The Texas Department of Family Protective Services said sex transitioning surgeries on minors constituted child abuse in a letter to the governor on August 11,
In response to an inquiry from Governor Greg Abbott, Commissioner Jaime Masters wrote “Genital mutilation of a child through reassignment surgery is child abuse, subject to all rules and procedures pertaining to child abuse.”
Masters noted, “this surgical procedure physically alters a child’s genitalia for non-medical purposes potentially inflicting irreversible harm to children’s bodies.”
Under Texas law, there are times when this type of surgery does not constitute abuse because it is considered medically necessary. Exceptional circumstances include “a child whose body parts have been affected by illness or trauma; who is born with a medically verifiable genetic disorder of sex development, such as the presence of both ovarian and testicular tissue; or who does not have the normal sex chromosome structure for male or female as determined through genetic testing.”
Governor Abbot called for “a determination of whether genital mutilation of a child for purposes of gender transitioning through reassignment surgery constitutes child abuse” in a letter to the department on August 6th. Under Texas law, female genital mutilation is already illegal. He asked the department to clarify the reporting requirements “for all licensed professionals who have direct contact with children who may be subject to that abuse.”
Sex reassignment surgeries, sometimes called gender confirmation surgeries, have been a hotly debated topic in the Texas legislature. The state Senate passed Bill 1646, which could impact what gender-affirming care was permitted and hold parents and doctors accountable if they violate child abuse policies, but it was blocked in the house.
Andrea Segovia, Transgender Education Network of Texas’ field and policy coordinator, criticized Abbott’s call for clarification as a move that bullied marginalized children.
“It’s literally the harshest language possible, because he wants a reaction from his side,” she said in a statement to the Texas Tribune. “And they can gain supporters in that of like, ‘Oh, that sounds awful.
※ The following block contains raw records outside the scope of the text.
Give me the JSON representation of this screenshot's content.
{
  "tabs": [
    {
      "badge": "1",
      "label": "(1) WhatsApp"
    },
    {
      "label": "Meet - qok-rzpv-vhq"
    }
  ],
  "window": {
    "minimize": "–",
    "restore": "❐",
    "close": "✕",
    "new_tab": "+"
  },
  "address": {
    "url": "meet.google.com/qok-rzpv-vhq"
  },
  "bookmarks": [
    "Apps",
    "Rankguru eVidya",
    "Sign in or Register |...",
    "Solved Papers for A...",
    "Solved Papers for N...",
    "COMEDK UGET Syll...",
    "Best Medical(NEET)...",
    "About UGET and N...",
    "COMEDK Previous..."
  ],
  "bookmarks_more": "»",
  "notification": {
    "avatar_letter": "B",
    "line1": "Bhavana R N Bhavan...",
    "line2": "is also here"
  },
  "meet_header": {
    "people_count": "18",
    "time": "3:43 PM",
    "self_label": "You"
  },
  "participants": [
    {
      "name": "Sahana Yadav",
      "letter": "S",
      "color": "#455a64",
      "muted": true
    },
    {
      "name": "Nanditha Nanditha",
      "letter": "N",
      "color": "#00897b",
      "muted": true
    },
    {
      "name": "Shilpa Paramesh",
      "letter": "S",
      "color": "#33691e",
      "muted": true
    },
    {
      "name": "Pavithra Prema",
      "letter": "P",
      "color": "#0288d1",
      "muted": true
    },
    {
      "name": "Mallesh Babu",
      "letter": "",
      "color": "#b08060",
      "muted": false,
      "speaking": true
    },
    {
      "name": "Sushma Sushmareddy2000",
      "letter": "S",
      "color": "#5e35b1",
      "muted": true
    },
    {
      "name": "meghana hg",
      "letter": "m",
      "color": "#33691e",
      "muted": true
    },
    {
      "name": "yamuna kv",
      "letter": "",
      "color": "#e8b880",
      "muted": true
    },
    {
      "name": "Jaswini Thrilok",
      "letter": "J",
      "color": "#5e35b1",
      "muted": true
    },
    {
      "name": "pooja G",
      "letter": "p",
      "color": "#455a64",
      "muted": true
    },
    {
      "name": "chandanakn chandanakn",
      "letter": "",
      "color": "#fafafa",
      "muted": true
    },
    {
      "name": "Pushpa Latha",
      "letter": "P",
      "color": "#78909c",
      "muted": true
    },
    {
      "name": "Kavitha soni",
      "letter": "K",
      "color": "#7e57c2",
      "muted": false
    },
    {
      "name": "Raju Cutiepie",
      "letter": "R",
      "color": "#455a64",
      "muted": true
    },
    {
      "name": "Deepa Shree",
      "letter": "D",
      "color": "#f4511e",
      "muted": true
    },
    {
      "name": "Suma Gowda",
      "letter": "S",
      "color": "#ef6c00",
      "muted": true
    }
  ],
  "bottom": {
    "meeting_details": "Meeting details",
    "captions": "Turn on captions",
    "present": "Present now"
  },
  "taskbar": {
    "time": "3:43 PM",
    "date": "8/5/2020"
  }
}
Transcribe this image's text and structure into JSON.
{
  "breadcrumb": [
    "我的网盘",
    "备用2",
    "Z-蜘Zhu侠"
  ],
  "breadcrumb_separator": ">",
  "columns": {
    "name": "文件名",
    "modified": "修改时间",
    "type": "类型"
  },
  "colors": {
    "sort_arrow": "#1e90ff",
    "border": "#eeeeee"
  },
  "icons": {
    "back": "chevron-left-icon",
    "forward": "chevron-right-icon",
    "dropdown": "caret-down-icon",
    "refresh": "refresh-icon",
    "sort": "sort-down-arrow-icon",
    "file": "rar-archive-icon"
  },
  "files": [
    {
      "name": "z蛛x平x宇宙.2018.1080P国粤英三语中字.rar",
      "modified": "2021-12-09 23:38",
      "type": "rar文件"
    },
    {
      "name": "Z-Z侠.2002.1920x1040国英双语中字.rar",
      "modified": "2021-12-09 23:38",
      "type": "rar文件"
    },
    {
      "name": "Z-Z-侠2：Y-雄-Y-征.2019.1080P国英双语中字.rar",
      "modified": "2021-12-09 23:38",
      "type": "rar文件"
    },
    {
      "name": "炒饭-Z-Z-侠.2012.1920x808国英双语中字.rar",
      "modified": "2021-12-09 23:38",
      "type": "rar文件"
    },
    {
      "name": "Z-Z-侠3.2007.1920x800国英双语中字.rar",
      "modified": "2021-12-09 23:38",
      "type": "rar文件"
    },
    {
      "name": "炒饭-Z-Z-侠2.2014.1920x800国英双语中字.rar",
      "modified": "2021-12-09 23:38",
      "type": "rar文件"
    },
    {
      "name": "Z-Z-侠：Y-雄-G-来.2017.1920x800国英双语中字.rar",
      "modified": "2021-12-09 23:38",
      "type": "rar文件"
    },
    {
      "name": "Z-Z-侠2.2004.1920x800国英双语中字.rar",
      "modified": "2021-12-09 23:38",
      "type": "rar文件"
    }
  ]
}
Yeah, we shouldn’t be doing that to our minors.’”
In his reply to the governor, Masters wrote, “Generally, children in the care and custody of a parent lack the legal capacity to consent to surgical treatments, making them more vulnerable.”
“Failure to report is a Class A misdemeanor punishable by up to one year in jail, a fine of up to $4,000, or both,” he said. “If it is shown that the professional intentionally concealed the abuse, then the offense is a state jail felony.”